The records:
◇ ◇ ◇ ◇

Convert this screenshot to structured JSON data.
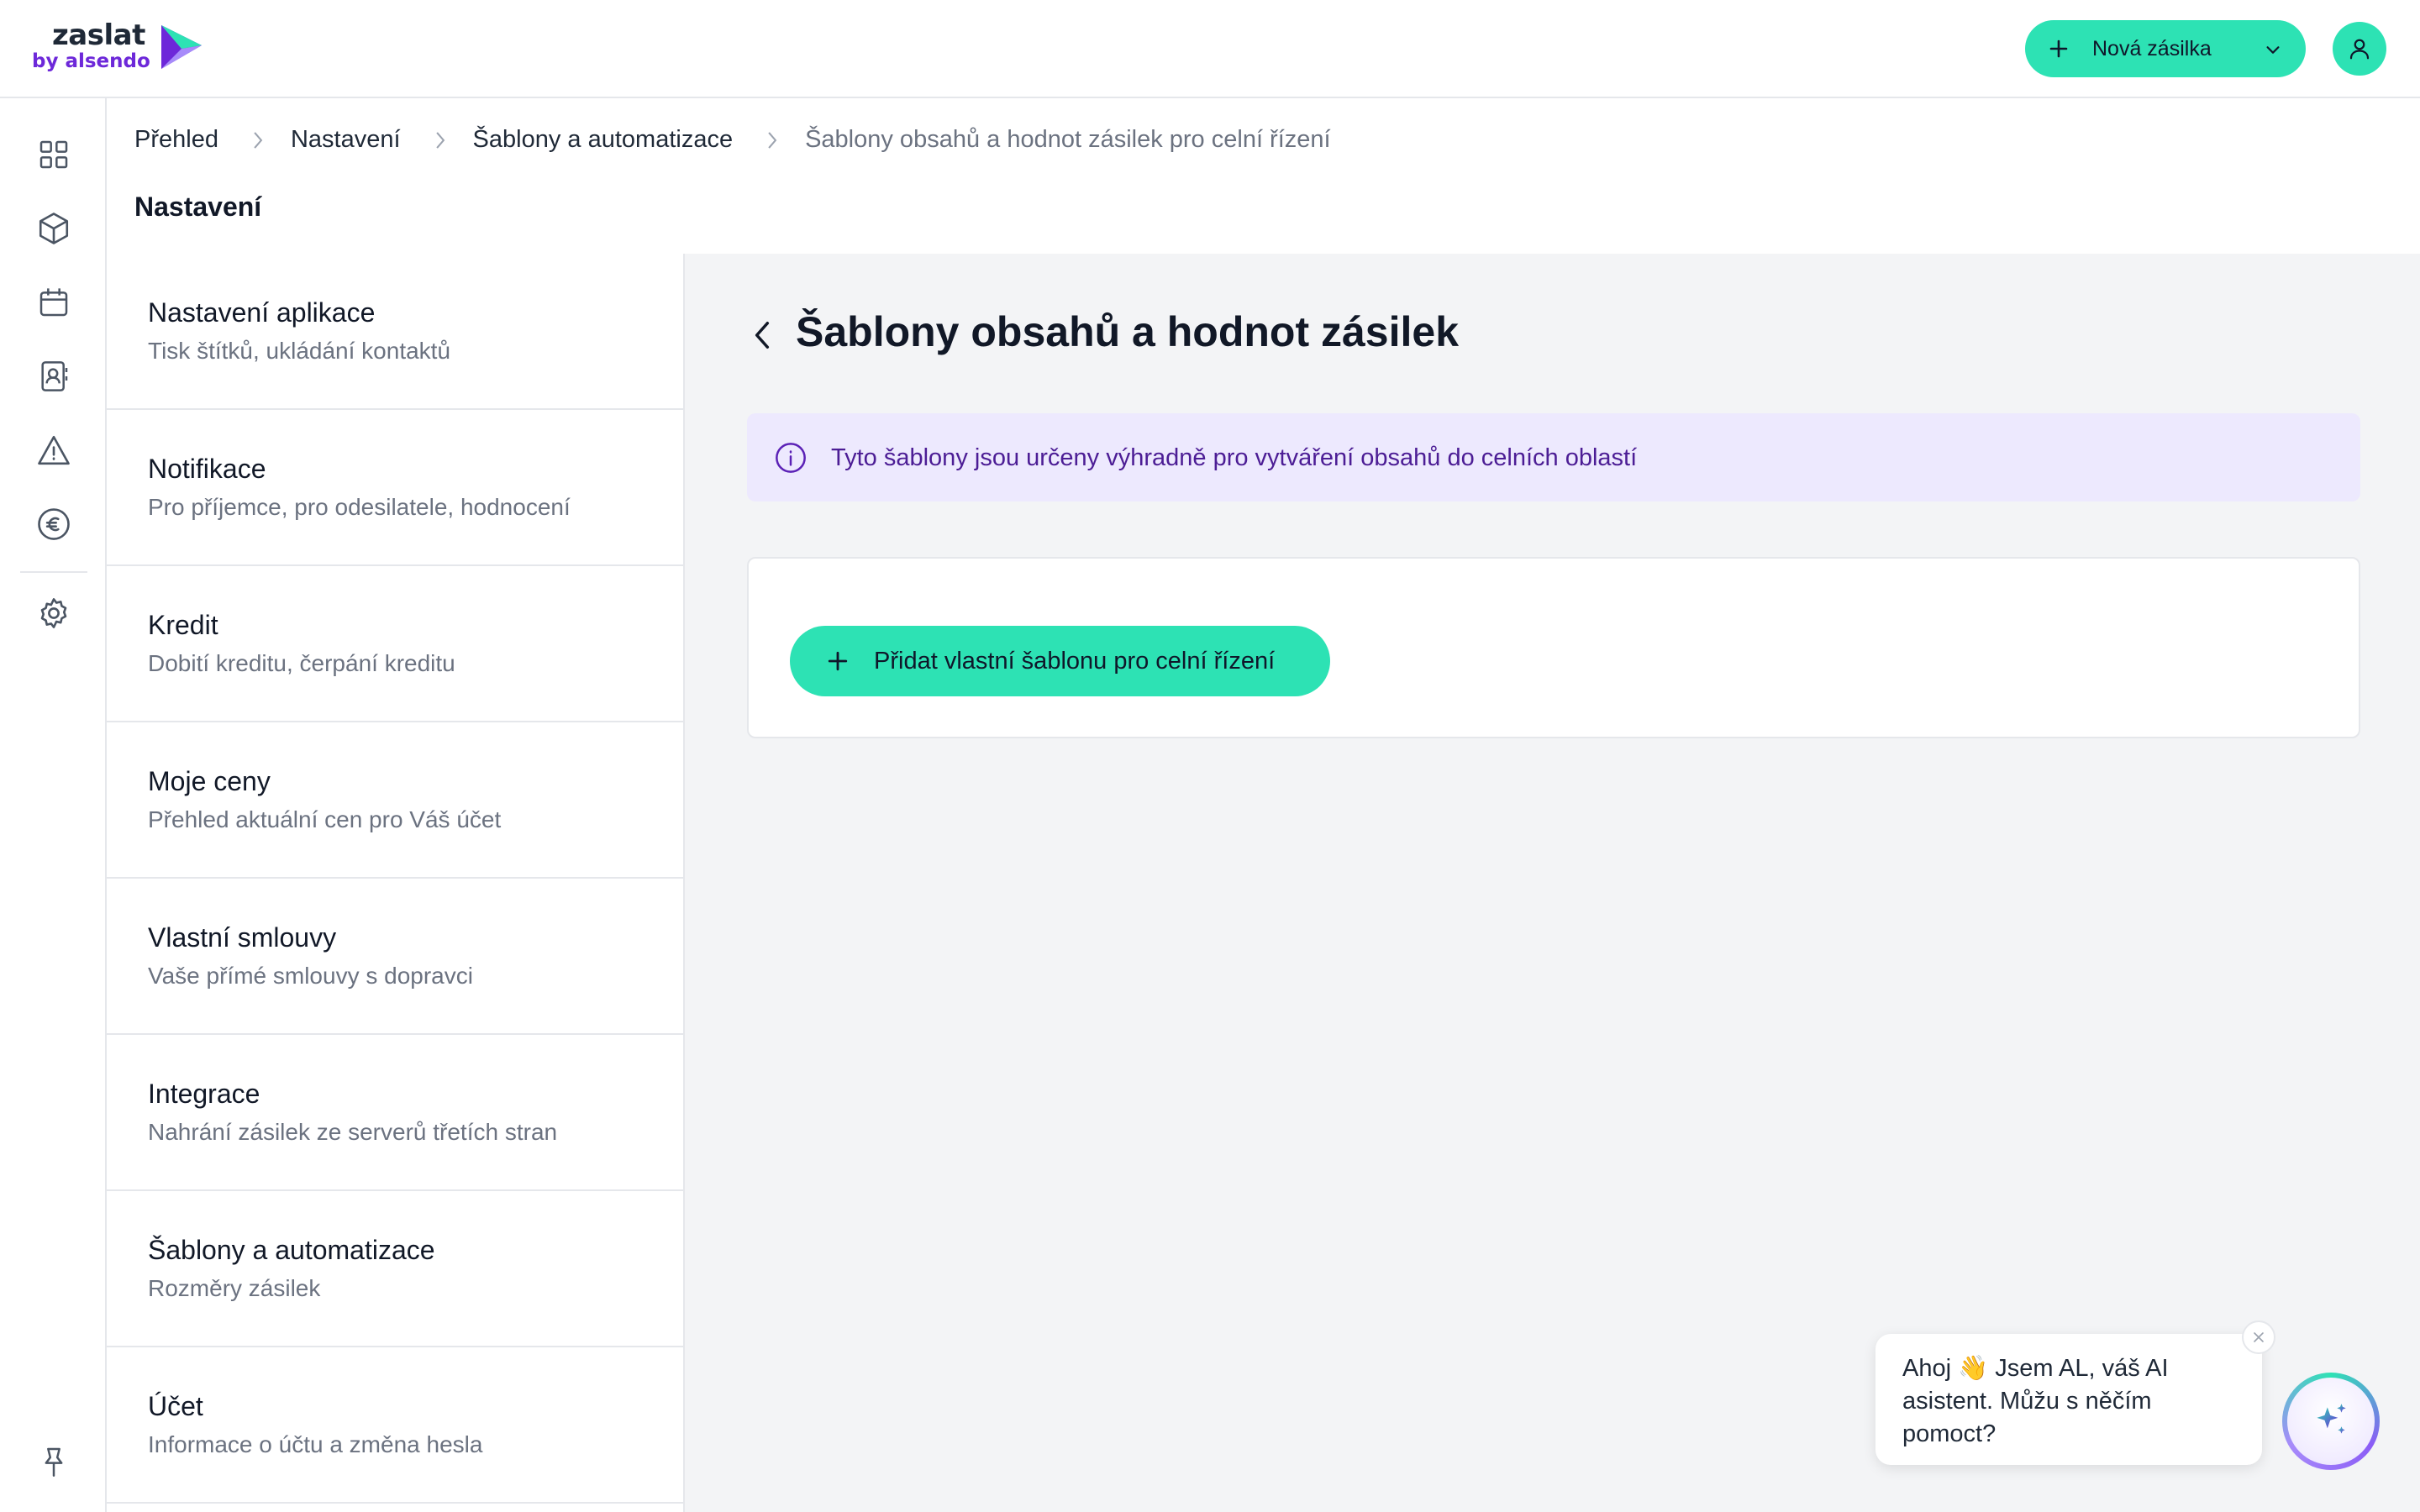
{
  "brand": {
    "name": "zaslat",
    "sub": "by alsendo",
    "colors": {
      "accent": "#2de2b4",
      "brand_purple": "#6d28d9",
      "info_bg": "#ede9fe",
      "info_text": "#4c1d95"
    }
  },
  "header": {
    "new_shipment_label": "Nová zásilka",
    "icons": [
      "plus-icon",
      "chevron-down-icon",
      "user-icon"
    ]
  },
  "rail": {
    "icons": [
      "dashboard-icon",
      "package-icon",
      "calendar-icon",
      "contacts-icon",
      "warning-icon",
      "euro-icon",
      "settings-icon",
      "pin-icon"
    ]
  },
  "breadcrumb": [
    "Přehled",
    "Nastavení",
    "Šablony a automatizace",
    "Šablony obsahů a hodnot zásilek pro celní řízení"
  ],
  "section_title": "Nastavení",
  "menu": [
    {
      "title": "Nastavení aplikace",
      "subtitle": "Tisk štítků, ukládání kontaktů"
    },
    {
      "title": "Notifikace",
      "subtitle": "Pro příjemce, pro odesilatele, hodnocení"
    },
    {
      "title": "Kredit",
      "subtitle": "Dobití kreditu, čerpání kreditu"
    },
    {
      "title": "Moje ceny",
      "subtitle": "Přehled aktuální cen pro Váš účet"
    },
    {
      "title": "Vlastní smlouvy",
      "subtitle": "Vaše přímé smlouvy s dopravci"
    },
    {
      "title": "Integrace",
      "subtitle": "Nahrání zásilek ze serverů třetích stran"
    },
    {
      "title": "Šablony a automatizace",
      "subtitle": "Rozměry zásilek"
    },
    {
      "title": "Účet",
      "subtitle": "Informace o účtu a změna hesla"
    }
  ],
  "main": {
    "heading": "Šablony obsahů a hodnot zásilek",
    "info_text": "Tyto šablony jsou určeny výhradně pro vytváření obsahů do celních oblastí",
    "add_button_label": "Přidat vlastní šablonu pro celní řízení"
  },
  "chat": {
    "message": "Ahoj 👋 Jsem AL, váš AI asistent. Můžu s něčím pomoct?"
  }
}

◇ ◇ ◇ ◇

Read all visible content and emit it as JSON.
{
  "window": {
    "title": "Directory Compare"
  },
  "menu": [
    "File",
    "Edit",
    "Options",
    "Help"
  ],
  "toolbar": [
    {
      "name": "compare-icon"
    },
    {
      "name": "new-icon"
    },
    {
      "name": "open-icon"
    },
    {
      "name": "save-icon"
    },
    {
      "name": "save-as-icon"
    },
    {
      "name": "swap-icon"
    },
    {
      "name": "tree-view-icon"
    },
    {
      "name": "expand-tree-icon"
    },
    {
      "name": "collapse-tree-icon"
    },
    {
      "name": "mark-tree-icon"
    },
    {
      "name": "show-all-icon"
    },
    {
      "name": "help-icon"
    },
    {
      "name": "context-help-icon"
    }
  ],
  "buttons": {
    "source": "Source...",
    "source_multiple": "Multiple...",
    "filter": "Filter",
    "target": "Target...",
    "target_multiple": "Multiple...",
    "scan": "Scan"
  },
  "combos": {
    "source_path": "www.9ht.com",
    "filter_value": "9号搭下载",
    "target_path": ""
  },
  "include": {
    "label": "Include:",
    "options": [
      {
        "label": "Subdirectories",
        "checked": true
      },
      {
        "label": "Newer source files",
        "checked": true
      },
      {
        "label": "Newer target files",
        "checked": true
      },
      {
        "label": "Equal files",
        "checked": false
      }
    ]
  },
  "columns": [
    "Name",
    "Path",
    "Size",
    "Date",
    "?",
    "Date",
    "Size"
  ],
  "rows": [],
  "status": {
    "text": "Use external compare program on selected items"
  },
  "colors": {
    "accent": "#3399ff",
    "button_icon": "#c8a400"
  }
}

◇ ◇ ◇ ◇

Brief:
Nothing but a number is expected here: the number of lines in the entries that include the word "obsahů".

Worked solution:
3